TASK GOAL:
Tally the lines in the records below that contain "Фамилия" and return only the result.

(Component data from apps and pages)

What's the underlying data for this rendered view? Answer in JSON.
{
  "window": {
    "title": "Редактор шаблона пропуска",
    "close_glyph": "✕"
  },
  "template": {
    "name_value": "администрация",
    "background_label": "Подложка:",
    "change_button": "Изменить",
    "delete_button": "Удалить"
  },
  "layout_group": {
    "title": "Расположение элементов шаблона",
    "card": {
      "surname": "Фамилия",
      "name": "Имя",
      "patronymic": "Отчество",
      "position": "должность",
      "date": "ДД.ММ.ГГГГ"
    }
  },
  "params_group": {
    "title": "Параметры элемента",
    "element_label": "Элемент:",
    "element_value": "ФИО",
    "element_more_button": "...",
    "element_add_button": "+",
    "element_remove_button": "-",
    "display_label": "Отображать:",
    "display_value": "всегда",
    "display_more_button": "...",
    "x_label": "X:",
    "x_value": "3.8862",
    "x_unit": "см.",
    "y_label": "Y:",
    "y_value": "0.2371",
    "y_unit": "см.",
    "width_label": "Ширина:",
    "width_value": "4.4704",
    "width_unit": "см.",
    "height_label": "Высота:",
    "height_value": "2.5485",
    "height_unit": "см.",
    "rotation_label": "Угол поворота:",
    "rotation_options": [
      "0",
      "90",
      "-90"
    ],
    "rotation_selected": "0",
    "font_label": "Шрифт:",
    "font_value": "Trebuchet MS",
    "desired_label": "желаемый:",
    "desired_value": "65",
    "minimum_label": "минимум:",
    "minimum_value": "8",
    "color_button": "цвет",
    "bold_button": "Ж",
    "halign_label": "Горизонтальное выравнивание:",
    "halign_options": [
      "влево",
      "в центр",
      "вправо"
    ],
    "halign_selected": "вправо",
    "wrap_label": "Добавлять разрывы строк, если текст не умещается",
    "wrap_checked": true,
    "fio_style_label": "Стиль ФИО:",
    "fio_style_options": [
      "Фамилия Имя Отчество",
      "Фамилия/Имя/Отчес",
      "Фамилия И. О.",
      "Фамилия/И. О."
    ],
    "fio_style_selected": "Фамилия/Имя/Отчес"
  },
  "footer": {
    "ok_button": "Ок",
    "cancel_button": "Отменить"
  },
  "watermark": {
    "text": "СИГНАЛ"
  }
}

SOLUTION BELOW:
6